* Problem
Which of the lines below contain the string "title"? Copy each one.

* Listed entries

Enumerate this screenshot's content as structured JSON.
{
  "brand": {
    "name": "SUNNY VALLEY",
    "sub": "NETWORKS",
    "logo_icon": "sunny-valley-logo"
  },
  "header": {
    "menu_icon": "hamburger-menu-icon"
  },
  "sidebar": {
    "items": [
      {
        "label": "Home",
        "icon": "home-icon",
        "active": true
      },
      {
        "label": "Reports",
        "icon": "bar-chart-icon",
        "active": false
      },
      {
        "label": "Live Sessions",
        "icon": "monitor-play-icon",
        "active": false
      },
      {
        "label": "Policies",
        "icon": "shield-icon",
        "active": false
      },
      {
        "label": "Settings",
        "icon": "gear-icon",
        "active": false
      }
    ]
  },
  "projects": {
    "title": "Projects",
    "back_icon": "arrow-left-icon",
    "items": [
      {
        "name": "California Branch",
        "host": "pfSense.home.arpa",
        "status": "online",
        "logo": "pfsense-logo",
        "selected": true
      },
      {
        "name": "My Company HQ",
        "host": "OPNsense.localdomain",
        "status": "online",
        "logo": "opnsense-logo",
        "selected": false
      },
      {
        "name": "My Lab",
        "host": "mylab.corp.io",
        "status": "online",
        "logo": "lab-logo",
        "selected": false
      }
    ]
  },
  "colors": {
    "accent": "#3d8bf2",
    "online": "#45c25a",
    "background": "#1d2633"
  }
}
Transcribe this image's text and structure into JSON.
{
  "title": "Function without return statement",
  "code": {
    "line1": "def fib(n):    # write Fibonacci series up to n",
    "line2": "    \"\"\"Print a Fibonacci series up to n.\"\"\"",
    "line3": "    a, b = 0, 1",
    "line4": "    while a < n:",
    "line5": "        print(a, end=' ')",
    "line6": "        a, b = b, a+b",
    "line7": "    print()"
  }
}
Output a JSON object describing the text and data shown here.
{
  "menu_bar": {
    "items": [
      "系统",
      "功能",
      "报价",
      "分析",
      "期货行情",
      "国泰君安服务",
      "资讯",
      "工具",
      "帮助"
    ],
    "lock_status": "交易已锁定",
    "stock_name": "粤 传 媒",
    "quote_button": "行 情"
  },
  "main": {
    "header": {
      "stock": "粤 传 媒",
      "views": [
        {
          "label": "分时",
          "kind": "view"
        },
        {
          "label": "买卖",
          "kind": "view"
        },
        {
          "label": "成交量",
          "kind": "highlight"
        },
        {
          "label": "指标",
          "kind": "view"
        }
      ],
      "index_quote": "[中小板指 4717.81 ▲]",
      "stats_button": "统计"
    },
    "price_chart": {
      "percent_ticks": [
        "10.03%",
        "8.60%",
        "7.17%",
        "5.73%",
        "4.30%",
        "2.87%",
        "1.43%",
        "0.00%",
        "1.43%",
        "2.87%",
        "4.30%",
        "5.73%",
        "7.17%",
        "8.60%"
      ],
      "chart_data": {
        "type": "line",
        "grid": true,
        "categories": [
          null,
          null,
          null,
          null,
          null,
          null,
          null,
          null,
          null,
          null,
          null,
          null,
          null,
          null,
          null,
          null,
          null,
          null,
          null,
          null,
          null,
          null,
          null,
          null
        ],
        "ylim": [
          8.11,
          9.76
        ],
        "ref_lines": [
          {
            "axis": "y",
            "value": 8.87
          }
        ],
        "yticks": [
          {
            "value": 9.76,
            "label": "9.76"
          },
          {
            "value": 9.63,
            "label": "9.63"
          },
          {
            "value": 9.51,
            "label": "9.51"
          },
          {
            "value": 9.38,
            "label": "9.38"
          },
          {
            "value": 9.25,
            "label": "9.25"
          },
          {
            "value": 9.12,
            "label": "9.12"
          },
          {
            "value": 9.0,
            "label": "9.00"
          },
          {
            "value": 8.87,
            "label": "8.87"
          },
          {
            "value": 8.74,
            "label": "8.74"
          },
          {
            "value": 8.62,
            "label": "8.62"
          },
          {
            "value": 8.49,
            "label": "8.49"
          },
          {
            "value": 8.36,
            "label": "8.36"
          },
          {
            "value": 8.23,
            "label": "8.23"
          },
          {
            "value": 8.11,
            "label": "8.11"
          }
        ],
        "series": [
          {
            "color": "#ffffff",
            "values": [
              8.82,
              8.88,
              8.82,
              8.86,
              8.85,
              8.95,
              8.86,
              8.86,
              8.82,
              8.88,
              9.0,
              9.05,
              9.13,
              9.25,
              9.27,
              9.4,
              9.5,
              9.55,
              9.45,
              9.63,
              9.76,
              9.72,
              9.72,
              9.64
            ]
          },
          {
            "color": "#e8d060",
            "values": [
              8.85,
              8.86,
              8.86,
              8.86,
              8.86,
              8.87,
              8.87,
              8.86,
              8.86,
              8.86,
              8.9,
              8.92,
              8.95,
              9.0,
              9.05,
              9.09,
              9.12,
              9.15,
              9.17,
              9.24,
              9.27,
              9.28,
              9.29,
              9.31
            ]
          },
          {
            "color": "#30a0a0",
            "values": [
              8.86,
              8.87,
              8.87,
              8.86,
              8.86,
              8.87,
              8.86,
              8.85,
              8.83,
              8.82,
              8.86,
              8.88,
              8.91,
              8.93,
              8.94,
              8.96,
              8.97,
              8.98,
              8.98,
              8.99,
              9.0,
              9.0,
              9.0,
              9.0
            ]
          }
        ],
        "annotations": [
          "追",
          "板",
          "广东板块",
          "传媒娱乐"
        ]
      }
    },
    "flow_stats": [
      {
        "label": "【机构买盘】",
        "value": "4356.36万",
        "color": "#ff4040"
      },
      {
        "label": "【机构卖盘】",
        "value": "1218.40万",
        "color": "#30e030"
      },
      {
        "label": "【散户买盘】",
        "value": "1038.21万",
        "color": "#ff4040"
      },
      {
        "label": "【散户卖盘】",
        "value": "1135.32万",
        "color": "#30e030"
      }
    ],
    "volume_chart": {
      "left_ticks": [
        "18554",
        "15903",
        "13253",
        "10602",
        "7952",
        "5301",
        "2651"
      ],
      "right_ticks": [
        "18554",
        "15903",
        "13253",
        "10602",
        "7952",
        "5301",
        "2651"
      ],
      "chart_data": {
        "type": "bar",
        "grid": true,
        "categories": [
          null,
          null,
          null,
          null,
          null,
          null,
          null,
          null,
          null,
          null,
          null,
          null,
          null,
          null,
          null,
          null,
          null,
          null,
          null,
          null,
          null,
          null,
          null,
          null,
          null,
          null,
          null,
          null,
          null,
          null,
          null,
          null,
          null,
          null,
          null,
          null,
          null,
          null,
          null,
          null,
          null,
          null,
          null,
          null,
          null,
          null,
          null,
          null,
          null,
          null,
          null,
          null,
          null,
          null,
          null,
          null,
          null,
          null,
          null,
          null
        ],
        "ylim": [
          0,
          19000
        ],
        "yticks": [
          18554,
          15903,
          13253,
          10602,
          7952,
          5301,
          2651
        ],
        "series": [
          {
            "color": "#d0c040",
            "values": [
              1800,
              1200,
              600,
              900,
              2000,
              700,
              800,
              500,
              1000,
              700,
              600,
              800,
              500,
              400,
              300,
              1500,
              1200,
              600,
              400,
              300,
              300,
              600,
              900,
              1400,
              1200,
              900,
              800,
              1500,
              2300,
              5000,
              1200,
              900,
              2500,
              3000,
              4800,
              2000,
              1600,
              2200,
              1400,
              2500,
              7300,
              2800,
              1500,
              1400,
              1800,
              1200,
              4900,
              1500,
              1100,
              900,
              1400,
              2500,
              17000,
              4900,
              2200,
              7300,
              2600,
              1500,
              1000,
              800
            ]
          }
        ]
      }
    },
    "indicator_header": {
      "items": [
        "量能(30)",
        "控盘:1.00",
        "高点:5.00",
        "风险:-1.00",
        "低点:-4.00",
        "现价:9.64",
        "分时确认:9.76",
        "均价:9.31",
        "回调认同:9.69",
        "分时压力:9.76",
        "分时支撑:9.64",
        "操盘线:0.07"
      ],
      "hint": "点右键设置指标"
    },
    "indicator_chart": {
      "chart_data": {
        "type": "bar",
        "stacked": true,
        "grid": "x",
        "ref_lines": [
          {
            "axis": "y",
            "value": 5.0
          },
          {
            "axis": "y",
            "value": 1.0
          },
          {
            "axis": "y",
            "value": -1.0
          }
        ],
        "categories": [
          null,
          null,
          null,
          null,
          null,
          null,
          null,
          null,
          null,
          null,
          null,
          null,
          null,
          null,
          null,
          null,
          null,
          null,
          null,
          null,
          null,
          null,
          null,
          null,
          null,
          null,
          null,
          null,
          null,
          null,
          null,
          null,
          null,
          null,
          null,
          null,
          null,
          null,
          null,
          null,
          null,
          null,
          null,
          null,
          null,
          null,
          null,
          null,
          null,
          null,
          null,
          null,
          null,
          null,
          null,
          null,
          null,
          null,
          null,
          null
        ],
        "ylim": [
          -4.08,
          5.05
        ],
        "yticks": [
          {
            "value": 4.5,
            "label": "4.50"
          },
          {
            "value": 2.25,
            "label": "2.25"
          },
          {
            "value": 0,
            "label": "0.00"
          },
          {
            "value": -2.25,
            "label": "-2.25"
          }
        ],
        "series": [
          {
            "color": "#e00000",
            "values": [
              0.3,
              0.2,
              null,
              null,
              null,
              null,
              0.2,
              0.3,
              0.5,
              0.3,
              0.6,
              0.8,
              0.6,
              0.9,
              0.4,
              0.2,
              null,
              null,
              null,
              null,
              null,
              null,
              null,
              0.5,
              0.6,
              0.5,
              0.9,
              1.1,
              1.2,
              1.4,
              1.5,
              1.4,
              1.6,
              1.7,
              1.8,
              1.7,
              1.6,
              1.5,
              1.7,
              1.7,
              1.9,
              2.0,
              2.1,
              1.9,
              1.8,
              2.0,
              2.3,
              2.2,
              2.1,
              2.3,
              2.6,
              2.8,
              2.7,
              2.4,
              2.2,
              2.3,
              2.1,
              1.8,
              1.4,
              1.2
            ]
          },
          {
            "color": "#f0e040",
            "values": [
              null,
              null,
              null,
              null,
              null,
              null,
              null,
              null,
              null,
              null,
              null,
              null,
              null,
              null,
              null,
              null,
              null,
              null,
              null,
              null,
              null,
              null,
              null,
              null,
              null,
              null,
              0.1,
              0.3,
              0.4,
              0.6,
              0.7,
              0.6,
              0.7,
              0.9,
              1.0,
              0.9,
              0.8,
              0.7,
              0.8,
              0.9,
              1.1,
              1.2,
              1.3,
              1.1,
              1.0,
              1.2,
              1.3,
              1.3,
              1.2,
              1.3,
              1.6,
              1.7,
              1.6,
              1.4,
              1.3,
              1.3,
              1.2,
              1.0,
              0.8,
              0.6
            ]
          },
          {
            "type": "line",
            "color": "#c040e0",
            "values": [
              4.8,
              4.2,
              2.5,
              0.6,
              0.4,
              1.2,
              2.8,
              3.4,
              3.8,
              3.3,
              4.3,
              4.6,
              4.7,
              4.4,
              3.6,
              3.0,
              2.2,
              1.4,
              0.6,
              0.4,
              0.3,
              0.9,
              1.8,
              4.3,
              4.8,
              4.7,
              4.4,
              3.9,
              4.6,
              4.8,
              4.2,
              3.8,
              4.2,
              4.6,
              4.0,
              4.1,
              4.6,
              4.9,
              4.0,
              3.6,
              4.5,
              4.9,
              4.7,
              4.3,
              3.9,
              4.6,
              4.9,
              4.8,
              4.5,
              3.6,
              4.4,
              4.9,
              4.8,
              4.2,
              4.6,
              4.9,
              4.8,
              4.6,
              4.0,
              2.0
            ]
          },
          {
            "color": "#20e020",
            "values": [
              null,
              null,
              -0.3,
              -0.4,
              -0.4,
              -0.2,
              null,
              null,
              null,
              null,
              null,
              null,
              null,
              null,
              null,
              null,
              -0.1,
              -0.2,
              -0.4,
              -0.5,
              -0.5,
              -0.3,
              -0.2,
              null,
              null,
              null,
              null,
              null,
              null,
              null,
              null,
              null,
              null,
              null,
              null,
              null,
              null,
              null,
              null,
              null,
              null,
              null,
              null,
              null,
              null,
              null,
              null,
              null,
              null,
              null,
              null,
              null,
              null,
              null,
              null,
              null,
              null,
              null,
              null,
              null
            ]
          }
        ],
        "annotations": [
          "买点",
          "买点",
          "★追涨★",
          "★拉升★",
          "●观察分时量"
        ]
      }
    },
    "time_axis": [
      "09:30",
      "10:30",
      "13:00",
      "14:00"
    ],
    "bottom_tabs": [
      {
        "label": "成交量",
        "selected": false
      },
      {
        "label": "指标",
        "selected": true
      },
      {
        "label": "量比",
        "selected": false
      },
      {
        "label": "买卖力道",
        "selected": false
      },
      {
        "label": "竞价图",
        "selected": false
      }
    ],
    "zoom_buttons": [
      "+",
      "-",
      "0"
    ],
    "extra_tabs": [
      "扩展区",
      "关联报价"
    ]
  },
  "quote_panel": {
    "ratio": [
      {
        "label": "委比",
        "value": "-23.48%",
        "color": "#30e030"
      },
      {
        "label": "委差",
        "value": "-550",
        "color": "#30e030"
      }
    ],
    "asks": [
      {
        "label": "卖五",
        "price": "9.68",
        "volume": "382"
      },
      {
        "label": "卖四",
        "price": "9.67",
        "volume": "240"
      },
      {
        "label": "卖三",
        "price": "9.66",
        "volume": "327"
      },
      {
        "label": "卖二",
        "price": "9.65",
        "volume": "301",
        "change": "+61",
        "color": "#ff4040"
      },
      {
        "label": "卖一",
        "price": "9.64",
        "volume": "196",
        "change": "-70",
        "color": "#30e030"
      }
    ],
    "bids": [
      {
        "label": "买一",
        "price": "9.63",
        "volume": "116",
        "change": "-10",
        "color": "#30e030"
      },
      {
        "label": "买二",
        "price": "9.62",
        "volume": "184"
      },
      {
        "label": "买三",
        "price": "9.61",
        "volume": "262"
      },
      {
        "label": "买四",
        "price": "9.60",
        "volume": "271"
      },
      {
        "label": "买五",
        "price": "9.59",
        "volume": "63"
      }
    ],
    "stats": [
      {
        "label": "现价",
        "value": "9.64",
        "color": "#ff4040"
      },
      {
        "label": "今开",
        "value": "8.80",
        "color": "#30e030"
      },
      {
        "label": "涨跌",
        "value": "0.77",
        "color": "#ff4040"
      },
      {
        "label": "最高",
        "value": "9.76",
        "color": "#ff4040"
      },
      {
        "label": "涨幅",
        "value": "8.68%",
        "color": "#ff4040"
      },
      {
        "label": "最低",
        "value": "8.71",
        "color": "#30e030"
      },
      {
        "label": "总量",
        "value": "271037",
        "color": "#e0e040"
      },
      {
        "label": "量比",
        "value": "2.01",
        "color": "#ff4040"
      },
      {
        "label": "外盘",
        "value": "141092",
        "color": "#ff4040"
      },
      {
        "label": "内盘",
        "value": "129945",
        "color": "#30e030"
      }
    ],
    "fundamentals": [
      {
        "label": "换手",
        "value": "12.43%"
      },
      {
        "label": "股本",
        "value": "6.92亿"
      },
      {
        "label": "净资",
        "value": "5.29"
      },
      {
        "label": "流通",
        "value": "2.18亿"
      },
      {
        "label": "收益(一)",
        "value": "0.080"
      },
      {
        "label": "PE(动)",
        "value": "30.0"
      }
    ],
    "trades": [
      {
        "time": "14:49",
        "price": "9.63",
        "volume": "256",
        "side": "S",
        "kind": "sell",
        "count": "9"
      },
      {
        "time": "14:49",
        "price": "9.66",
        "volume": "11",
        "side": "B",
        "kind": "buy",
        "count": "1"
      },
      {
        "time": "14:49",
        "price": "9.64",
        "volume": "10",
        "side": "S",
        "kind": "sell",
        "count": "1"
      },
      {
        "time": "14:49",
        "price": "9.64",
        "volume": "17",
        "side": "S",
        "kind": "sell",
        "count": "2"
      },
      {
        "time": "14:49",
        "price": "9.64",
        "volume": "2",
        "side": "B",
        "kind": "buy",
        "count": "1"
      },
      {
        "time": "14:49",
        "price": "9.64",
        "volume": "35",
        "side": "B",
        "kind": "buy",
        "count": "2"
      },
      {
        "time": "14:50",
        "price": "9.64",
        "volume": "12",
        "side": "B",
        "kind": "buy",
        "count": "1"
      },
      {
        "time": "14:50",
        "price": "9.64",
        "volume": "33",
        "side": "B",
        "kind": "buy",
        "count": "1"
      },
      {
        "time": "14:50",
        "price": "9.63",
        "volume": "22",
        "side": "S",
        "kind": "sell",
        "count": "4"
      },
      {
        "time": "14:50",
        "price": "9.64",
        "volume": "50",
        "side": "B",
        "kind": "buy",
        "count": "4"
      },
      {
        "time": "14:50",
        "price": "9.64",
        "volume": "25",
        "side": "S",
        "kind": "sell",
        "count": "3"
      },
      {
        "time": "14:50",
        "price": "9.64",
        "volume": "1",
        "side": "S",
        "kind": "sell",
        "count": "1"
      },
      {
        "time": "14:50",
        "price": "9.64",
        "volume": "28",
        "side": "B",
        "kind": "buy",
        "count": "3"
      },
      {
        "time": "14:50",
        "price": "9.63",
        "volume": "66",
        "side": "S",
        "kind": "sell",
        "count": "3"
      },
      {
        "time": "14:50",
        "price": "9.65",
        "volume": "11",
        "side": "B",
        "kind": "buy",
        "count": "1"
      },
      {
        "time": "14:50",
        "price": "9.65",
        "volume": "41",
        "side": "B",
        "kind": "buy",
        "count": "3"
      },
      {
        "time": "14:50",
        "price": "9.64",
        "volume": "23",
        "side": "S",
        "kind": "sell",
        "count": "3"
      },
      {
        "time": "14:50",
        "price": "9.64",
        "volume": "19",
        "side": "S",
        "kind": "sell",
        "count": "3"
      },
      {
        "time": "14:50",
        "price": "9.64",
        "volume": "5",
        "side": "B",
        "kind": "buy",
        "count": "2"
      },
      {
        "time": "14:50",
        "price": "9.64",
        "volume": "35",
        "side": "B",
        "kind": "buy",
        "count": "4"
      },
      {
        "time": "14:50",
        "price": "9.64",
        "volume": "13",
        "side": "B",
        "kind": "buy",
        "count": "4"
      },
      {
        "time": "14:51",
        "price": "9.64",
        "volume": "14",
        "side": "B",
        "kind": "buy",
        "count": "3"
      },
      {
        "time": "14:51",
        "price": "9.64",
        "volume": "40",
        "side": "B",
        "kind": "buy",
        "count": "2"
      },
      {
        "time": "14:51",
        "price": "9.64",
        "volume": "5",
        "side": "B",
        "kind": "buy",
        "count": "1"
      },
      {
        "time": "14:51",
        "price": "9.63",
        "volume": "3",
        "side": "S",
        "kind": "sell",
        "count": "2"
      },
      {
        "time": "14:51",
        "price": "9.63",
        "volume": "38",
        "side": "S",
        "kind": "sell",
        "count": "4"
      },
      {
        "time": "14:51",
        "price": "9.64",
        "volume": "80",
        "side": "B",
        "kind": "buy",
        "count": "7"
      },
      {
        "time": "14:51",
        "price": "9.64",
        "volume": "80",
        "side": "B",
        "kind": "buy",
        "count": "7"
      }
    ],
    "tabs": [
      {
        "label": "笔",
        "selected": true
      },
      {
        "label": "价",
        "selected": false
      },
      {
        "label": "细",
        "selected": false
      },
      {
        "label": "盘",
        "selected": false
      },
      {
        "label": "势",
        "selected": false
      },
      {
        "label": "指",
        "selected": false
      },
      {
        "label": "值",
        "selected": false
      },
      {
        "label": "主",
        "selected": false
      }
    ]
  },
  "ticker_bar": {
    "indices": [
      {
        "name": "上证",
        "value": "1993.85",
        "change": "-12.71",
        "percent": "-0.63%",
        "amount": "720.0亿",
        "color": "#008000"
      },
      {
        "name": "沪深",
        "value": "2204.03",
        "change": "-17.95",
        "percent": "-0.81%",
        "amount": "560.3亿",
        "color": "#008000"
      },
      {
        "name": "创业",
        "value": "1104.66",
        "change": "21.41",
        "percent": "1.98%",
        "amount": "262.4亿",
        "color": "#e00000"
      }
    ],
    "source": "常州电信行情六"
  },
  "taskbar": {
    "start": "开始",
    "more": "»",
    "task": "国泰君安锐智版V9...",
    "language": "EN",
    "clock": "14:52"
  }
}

* Result of the task
    "title": "Projects",
  "title": "Function without return statement",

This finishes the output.